The Bucovina Shepherd is a strong and rustic dog which was for many centuries the best partner and companion for the Romanian shepherds in the Carpathian Mountains. The original purpose of this Mountain dog was to guard and protect the herds against predators (wild animals or thieves).
Puppies Bucovina Shepherd Dog:
The skin is thick and dark gray. The hair is short on the head and forelegs. On the body, the hair is abundant, straight, thicker and harder, 2?- 3? inches (6-9 cm.) long. The next layer of hair is shorter and thick, with a lighter color. On the neck, the hair is longer and forms a mane. On the backside of the legs, the hair forms fringes of moderate length. The tail is bushy, covered with longer and thicker hair.The coat background must be white with well-defined, sand-charcoal colored, black or brindled patches. On the legs, there can be little black or other color drops. Completely white or black animals are accepted but not preferred by breeders and in show rings.

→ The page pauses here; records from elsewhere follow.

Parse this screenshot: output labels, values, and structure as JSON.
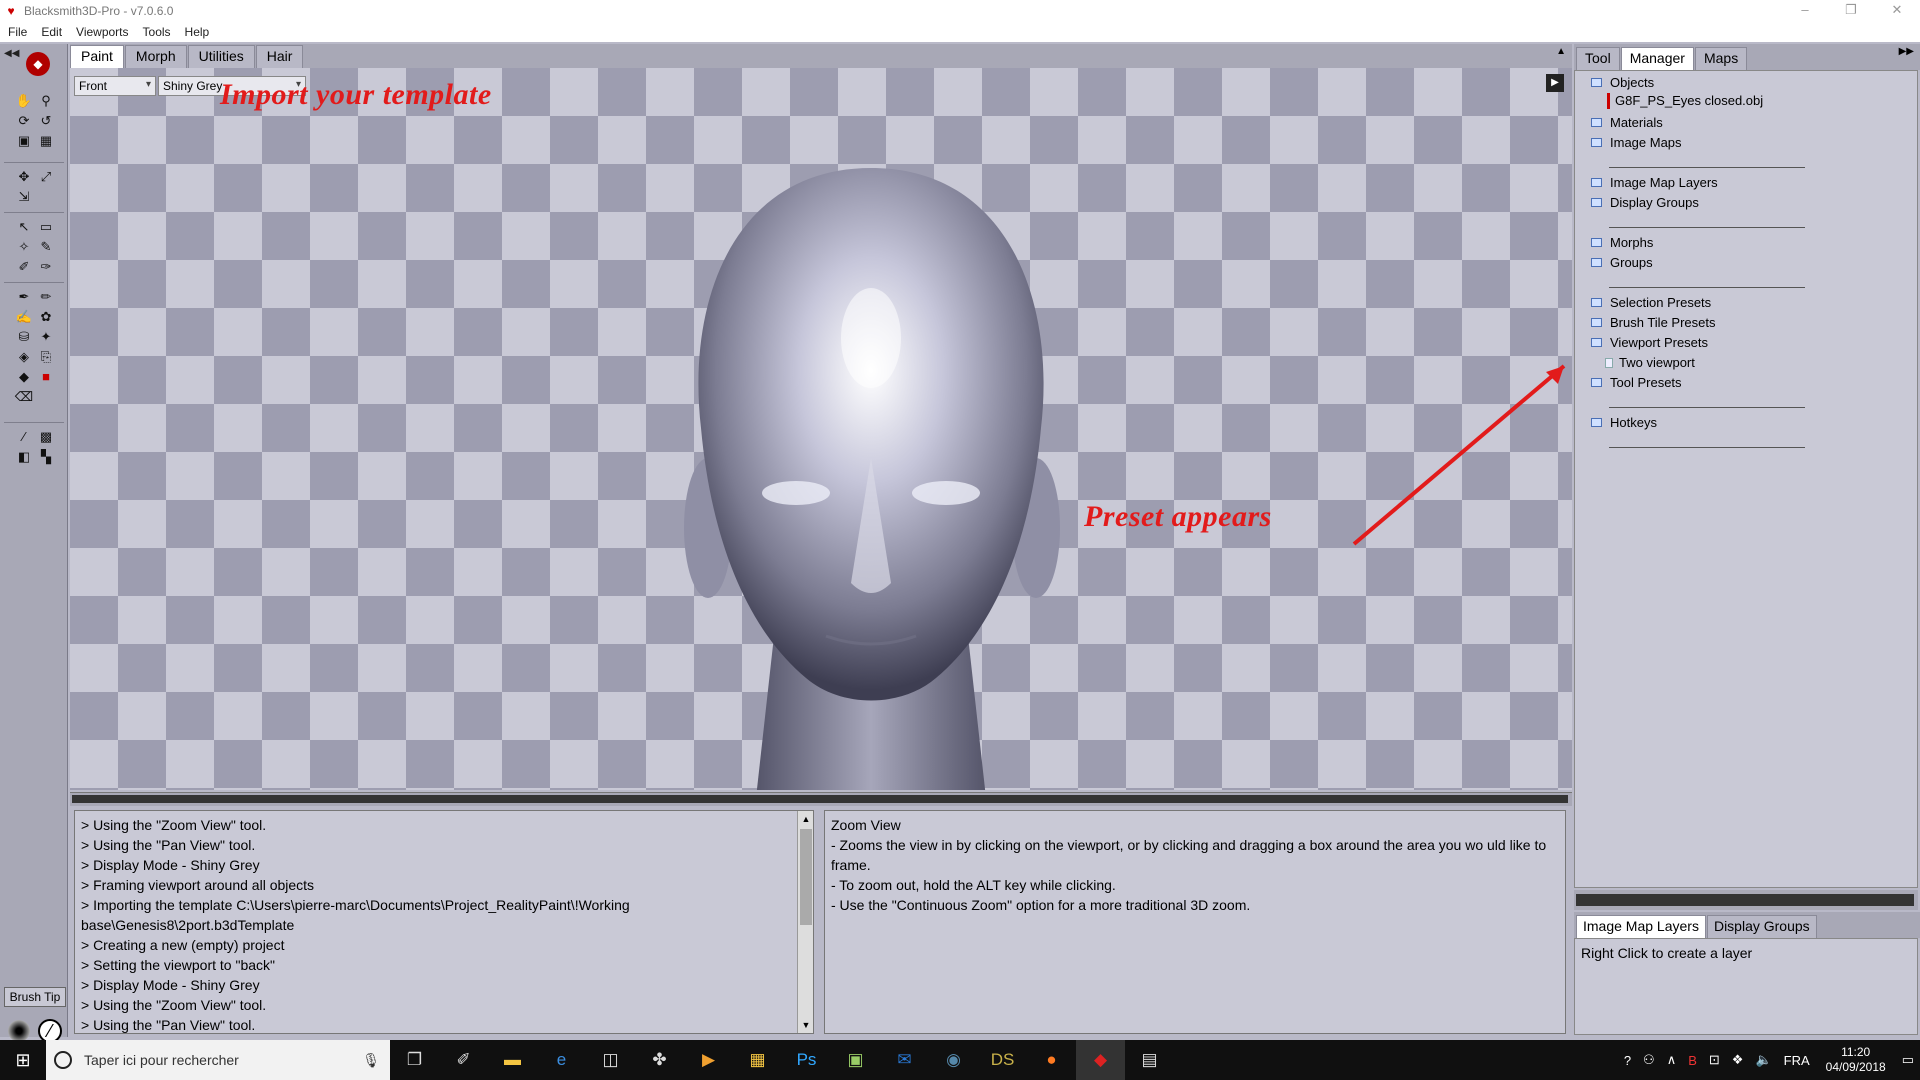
{
  "window": {
    "title": "Blacksmith3D-Pro - v7.0.6.0",
    "controls": [
      "–",
      "❐",
      "✕"
    ]
  },
  "menu": [
    "File",
    "Edit",
    "Viewports",
    "Tools",
    "Help"
  ],
  "left_toolbar": {
    "brush_tip_label": "Brush Tip"
  },
  "top_tabs": [
    "Paint",
    "Morph",
    "Utilities",
    "Hair"
  ],
  "viewport": {
    "view_select": "Front",
    "shading_select": "Shiny Grey",
    "annotation_import": "Import your template",
    "annotation_preset": "Preset appears"
  },
  "log_lines": [
    "> Using the \"Zoom View\" tool.",
    "> Using the \"Pan View\" tool.",
    "> Display Mode - Shiny Grey",
    "> Framing viewport around all objects",
    "> Importing the template C:\\Users\\pierre-marc\\Documents\\Project_RealityPaint\\!Working base\\Genesis8\\2port.b3dTemplate",
    "> Creating a new (empty) project",
    "> Setting the viewport to \"back\"",
    "> Display Mode - Shiny Grey",
    "> Using the \"Zoom View\" tool.",
    "> Using the \"Pan View\" tool."
  ],
  "help": {
    "title": "Zoom View",
    "lines": [
      "- Zooms the view in by clicking on the viewport, or by clicking and dragging a box around the area you wo uld like to frame.",
      "- To zoom out, hold the ALT key while clicking.",
      "- Use the \"Continuous Zoom\" option for a more traditional 3D zoom."
    ]
  },
  "right_tabs": [
    "Tool",
    "Manager",
    "Maps"
  ],
  "manager_tree": {
    "objects": "Objects",
    "object_child": "G8F_PS_Eyes closed.obj",
    "materials": "Materials",
    "image_maps": "Image Maps",
    "image_map_layers": "Image Map Layers",
    "display_groups": "Display Groups",
    "morphs": "Morphs",
    "groups": "Groups",
    "selection_presets": "Selection Presets",
    "brush_tile_presets": "Brush Tile Presets",
    "viewport_presets": "Viewport Presets",
    "viewport_preset_child": "Two viewport",
    "tool_presets": "Tool Presets",
    "hotkeys": "Hotkeys"
  },
  "lower_tabs": [
    "Image Map Layers",
    "Display Groups"
  ],
  "layer_hint": "Right Click to create a layer",
  "taskbar": {
    "search_placeholder": "Taper ici pour rechercher",
    "language": "FRA",
    "time": "11:20",
    "date": "04/09/2018"
  },
  "colors": {
    "annotation": "#e21b1b",
    "checker_dark": "#9d9db0",
    "checker_light": "#c9c9d6"
  }
}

This old herding breed is believed by some to be a cross between the Romanian and Bulgarian shepherds, while others claim it is the same thing as the Tornjak of Bosnia or the Homolian Sheepdog from Serbia, only bred in Romania. Most Romanians would obviously disagree with such statements, simply because the Homolje region of Eastern Serbia is bordering Rumania, but Bucovina is on the opposite side of Rumania, bordering Ukraine, making this Homolian claim unpopular. Another theory suggests that this is in fact the true Romanian Shepherd, dismissing the modern Carpatin as a recently created designer dog. Whether either of these claims is true, or if the Bukovina Shepherd is an older breed is uncertain. An interesting thing about the Bucovina region, further complicating the issue is that a part of it is in Ukraine and Moldavia, as well.
There is very little Ukrainian Bukovinac dogs in existance today and these are considered to be the same thing as the Romanian variant by most authorities. A small percentage of Bucovina dogs constitutes what some researches believe to be a specific subtype of ancient origin, differing from the rest of the breed in that it has slightly longer legs, leaner bodies and black or black-n-tan coats, clearly showing the influence of Romanian and Serbian Sylvan dogs. Some fanciers of the breed don’t even consider such dogs to be part of the Bucovina Shepherd, but an actual separate guardian breed known locally as Negru Aghiuta, with only a few surviving specimens left today, mostly assimilated into the rest of Romanian breeds.